Crucibles of leadership are where you find them—or they find you. And business schools rarely create them, at least according to the respondents to the October column.
Perry Miles put it most succinctly when he said, "A business school cannot and should not be designed as a crucible. Crucibles—by design—are boot camps of a sort, where the heat and pressure make or break the participant." Lim Yung Hui commented, "Business schools can only create a context that is fertile for the emergence of leadership." And according to Charlie Cullinane, "It would be very difficult for a school to create the equivalent of a tough childhood, a religious revelation, or a life and death experience."
Setting aside the issue, Shaun Greene even questioned the importance of crucibles of leadership, raising the age-old question of nature versus nurture. As he observed, "The 'crucible' can help someone become better or more effective but the truly great were naturals."
Steffen Nevermann stated the case for the affirmative, but cautioned, "To create crucibles from which leaders may emerge, schools must put their students in a learning mode that challenges them to accept responsibility for their own education and gives them first-hand appreciation of the application of knowledge and skills to practice." Nevertheless, Kathryn Aiken points out that "... studying other crucibles is no substitute for experiencing your own." And in that regard, Aiken feels that women often face a different challenge than men because they are too often "put into staff positions rather than line management jobs in order to 'protect their success,'" which, she adds, " actually hinders the movement of women and prevents the exposure to crucibles of leadership."
If the majority prevails and one accepts the validity of research on the subject, it leaves us with the question of just what business schools can contribute to the leadership development process. Is it limited, as Miles (a retired Marine) suggests, to "teach[ing] and model[ing] ethical leadership?" Or can it also include the study of management practices that help create crucibles of leadership for others as well as dilemmas that enable one to "practice" for the day that such a crucible may actually come along? What do you think?
The new book Geeks and Geezers by Warren Bennis and Robert Thomas, argues that all the leaders they studied, whether "geeks" (under thirty) or "geezers" (over seventy), have the ability to engage others in shared meaning; a distinctive and compelling voice; a sense of integrity; and "neoteny," a trait that makes them "addicted to life" and able to recruit protectors, nurturers, and believers through a long and productive leadership career.
In pointing out one other thing shared by leaders, the authors state once again the case for leaders being made, not born. These primary qualities of leaders are formed in the "crucible of leadership" (as Bennis and Thomas define it, anything from an important mentoring relationship to a near-death or war-time experience). Leaders have the adaptive capacity to learn from the crucible rather than be psychologically destroyed by it. Their geeks and geezers may have experienced different kinds of crucibles (the dot-com bust as opposed to the Second World War, for example), but they learned many of the same lessons from them.

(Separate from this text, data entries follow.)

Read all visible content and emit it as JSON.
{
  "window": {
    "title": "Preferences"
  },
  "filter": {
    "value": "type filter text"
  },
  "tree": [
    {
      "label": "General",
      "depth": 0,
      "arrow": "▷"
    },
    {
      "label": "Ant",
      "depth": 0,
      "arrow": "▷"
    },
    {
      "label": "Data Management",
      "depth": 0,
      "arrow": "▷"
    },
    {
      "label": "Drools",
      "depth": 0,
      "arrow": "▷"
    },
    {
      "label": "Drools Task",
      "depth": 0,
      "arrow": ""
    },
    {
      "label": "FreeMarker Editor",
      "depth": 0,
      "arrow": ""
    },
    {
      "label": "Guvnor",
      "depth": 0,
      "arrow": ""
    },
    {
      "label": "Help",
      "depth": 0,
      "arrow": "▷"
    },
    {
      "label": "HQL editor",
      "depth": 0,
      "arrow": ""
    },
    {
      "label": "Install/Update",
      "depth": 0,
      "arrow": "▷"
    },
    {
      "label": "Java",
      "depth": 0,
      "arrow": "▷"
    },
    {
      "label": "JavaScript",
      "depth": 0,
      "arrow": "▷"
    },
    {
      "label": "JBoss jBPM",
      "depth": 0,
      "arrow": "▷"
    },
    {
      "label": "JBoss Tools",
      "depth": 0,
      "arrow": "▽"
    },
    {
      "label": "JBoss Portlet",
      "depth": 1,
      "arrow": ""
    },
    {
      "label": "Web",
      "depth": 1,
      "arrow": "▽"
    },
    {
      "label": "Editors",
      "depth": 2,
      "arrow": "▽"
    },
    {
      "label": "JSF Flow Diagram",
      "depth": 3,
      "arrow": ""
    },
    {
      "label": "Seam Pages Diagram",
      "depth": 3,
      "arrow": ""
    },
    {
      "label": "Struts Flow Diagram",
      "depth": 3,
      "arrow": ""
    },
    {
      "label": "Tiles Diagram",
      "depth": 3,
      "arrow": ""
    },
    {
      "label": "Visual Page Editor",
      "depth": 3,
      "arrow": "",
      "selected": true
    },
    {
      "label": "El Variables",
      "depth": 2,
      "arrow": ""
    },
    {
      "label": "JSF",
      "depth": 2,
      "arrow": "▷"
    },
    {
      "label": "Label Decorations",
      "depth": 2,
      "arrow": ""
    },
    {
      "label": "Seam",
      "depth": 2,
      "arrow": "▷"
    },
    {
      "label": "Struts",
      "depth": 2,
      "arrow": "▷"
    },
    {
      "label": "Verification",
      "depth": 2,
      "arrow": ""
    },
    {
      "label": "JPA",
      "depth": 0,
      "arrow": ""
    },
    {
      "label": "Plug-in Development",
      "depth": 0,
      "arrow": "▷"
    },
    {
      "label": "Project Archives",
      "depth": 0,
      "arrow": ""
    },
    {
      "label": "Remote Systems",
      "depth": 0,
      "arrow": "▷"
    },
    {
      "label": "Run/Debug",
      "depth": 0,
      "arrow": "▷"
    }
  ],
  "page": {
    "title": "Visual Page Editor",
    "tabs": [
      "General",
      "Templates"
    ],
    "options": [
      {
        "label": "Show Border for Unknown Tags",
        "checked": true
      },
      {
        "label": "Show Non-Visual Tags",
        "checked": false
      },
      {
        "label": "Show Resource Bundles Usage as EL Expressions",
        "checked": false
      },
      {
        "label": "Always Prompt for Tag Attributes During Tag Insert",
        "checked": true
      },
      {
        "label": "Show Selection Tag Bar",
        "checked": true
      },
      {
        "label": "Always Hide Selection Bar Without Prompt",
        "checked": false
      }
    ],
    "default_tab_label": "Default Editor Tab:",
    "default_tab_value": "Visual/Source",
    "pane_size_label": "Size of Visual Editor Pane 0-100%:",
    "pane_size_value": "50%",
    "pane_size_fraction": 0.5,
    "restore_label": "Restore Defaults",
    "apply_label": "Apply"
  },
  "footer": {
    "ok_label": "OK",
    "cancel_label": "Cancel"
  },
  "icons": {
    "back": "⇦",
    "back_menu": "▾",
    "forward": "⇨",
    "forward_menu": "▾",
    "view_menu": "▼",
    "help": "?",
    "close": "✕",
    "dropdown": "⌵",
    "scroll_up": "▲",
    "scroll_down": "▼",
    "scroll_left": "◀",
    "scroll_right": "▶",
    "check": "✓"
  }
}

The concept of the "crucible of leadership" was suggested by Abraham Zaleznik in a 1977 Harvard Business Review article, "Managers and Leaders: Are They Different?" Arguing that they are, Zaleznik cited one difference:Is a person "once-born" or "twice-born?" That is, have they had a traumatic experience in their life (the second birth), requiring, as Zaleznik described it to me in a recent e-mail, "a turning into one's self ... following which one emerges with a deepened sense of self, and relatively free of dependency on the social structure."
Zaleznik in turn was influenced in his thinking by William James, who, in a series of lectures in 1902 published The Varieties of Religious Experience, first suggested important differences between the relatively well-adjusted "once-born" individual with a strong sense of belonging and the "twice-born" person with a sense of being separate.
Regardless of the degree to which we feel leaders are made rather than born, the concept of the crucible of leadership raises a number of questions for us, some of which are posed by the authors of Geeks and Geezers.
If crucibles of leadership are so important, do men and women have equal access to them? If we value diversity in leadership ranks, what can be done to provide greater access to the essential crucibles? In general, what can we do in the private or public sectors to create crucibles from which leaders may emerge? What form might they take? Assuming that one of their objectives is to forge leaders, to what extent do business schools fill the role? Given the findings of investigators like Bennis, Thomas, and Zaleznik regarding leadership, is it realistic to think that business schools can perform an important role in this quest? What do you think?